Unlike many fly fishermen, I’ve never been much of a morning person. It’s not that I don’t enjoy waking up before the birds to a fresh pot of coffee and being the first person on an unspoiled river. If there’s anything in life that can get me out of bed, it’s definitely fishing. However, the convenience and success of evening fishing has stolen the majority of my outings in recent years, not to mention the fact that I’ve always been a bit of a night owl. This season has been somewhat of a departure from my usual fishing schedule. A relatively new neighbour of mine also happens to share a passion for fly fishing, especially on the Grand River. Due to our schedules and family commitments, we decided to start making some early morning trips to the Grand. It’s about a 45 minute drive from our place, so being there before 6 am means waking up at or before 5 am – and if you know me, that’s no small feat.
Admittedly, as great a river as the Grand is, I haven’t fished it too much in the past few years. Most of my time has been spent on other less popular rivers. However, the several trips we’ve made so far this year have reminded of a few things I had forgotten:
1. Morning is an amazing time to be on the water
Stepping out onto the water at the crack of dawn is a wonderful experience. The crisp morning air, quiet, calm and undisturbed water instantly makes you forget how difficult it was climbing out of bed. With the entire day ahead of you, your sense of urgency is non-existent. Wildlife is abundant and fish are still a bit more careless than they might be after a day of dealing with anglers. On a morning trip last week, we were greeted by a pair of playful deer as we stepped into the river. They remained for several minutes before finally realizing we were there, after which they calmly walked back to the river bank out of sight.

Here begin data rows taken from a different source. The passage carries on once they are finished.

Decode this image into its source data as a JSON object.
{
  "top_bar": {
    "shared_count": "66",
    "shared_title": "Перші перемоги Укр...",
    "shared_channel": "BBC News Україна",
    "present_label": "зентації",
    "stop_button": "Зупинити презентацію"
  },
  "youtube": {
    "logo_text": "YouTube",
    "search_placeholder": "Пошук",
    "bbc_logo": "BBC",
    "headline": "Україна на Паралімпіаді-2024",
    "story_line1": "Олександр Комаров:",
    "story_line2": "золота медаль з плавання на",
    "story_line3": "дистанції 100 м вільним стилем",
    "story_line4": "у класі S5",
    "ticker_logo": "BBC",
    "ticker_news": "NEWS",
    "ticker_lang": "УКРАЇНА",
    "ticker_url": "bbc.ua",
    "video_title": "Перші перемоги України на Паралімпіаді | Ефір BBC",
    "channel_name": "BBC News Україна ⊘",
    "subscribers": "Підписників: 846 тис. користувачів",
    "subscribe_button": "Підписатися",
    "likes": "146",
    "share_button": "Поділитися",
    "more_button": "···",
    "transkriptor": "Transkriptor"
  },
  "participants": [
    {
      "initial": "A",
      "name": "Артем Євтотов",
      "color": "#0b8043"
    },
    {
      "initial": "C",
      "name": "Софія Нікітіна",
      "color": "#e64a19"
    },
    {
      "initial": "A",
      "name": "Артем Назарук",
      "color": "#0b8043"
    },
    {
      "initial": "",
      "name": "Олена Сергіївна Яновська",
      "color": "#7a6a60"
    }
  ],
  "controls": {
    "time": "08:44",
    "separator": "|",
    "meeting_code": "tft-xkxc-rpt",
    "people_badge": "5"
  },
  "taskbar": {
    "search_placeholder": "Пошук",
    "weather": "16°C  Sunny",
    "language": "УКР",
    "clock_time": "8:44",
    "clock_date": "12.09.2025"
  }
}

Birds were also plentiful and active. An osprey sat at the top of a tall tree, watching us fish for a good 30 minutes before deciding to show us how to catch a real fish. I heard a huge splash behind me, turned around and saw a splash that I imagined could only be caused by a large boulder falling into the river. A second later, the osprey emerged with a good sized fish in its claws.
A lowly seagull also decided to out-fish us and as can be seen below, happily feasting on its fresh catch.

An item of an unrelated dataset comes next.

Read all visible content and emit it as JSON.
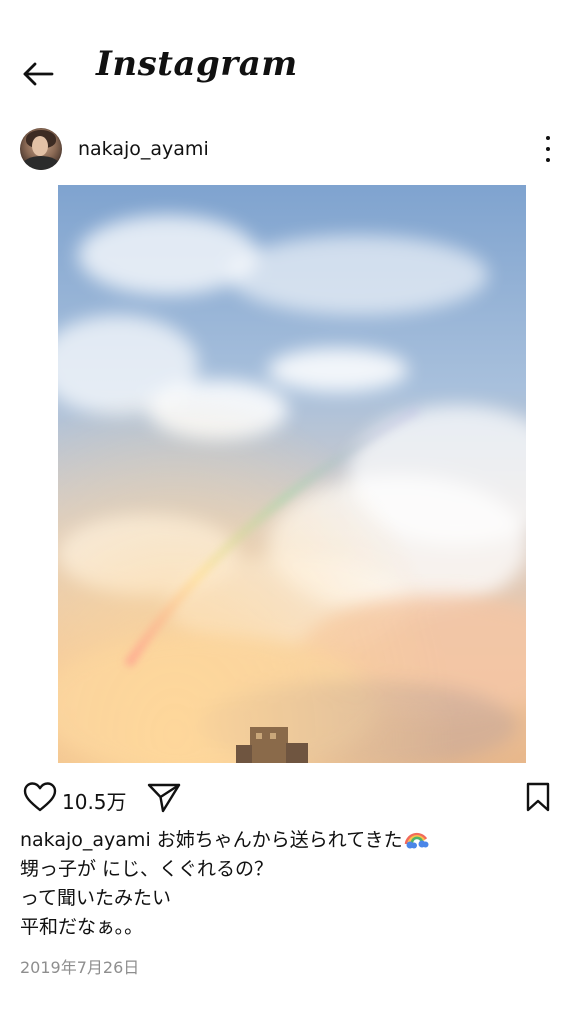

Unfortunately for this poor gull though, he was not the biggest bird on the water that morning and shortly after his meal was stolen by a great blue heron. Needless to say, he did not seem happy.
2. There are a lot of big fish in this river
Wildlife was not the only excitement we witnessed on the river. Caddis hatches and undisturbed pools reminded me of just how many browns are in this river. One nice thing about the Grand is that a tiny fish here is generally 8-10″ due to the decent size of stockers. Average fish are a bit bigger and fish in the high 20’s are taken often. While we had a few nice fish roll on us, most of the fish we caught were in the 10-14″ range. I’m not complaining, I’ll take those fish any day. I’ve always found the larger fish on the Grand quite picky, no doubt due in large part to the sheer number of flies they have seen in their long lives. In clear water conditions, especially when fishing a dry fly, it seems even a 6x tippet or the slightest of water disturbance can alert them.
The fly of the month for us has been the Bubble Caddis Emerger. I just started tying and fishing this fly and I have to say, so far it hands down beats fishing a more typical elk hair caddis. The fish here seem to prefer it and it’s nice that it can be fished both as a dry or an emerger.
3. At least some of the stories about clowns on this river are true
Ah yes and then there’s the clowns. I’ll start by saying that in the countless times I’ve fished the Grand in the past, I’ve been lucky enough to avoid them. I’m sure it’s not as bad as people say, certainly nothing like the real circus found on the lower sections of some rivers during a good steelhead run. Nevertheless, a couple hours into fishing one morning, we ran across one such person.
We were fishing a productive stretch of water and started working the water directly in front of us. We were carefully covering all of the water, working out towards the other (deeper) side of the pool which seemed to be holding some better fish. We noticed a person enter the river downstream, dressed entirely in black. He stood around for a minute or two after which he crossed to the other side of the river and began stomping upstream with rod in hand. We weren’t quite sure what to make of him – it was hard to see from a distance, but he certainly wasn’t wearing your typical fishing gear. It was a cold morning and he was dressed in long, plain black cloth. He literally walked right into the pool we were so anxiously working towards, no more than 40 feet away from us and began casting across the river directly into the water we were fishing.
It’s a good thing I was in too good of a mood (and am generally too nice a person) to say anything, because I have honestly never seen anyone be so rude or bold on a river in my life. He made casts that were no more than a few feet from our drifts. Eventually he moved on upstream, while we were left to ponder what just happened and deal with the fact that he just spooked every fish in the river.
Thankfully, you shouldn’t expect to see this stuff too often and it was already later in the morning. One more plus for early mornings on the river though: increased chance of avoiding situations like this one.